[Interface dataset entries]

>>

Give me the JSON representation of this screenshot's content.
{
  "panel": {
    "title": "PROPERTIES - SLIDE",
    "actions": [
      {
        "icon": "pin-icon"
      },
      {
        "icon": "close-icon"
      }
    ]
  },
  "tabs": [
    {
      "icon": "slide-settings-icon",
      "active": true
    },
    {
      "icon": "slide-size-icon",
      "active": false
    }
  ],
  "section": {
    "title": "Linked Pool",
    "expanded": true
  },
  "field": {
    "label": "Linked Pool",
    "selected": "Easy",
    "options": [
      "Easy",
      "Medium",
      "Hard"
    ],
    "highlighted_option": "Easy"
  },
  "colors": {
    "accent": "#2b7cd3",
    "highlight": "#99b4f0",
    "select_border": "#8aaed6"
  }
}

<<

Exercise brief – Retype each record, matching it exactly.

Answer area –
Give me the JSON representation of this screenshot's content.
{
  "panel": {
    "title": "PROPERTIES - SLIDE",
    "actions": [
      {
        "icon": "pin-icon"
      },
      {
        "icon": "close-icon"
      }
    ]
  },
  "tabs": [
    {
      "icon": "slide-settings-icon",
      "active": true
    },
    {
      "icon": "slide-size-icon",
      "active": false
    }
  ],
  "section": {
    "title": "Linked Pool",
    "expanded": true
  },
  "field": {
    "label": "Linked Pool",
    "selected": "Easy",
    "options": [
      "Easy",
      "Medium",
      "Hard"
    ],
    "highlighted_option": "Easy"
  },
  "colors": {
    "accent": "#2b7cd3",
    "highlight": "#99b4f0",
    "select_border": "#8aaed6"
  }
}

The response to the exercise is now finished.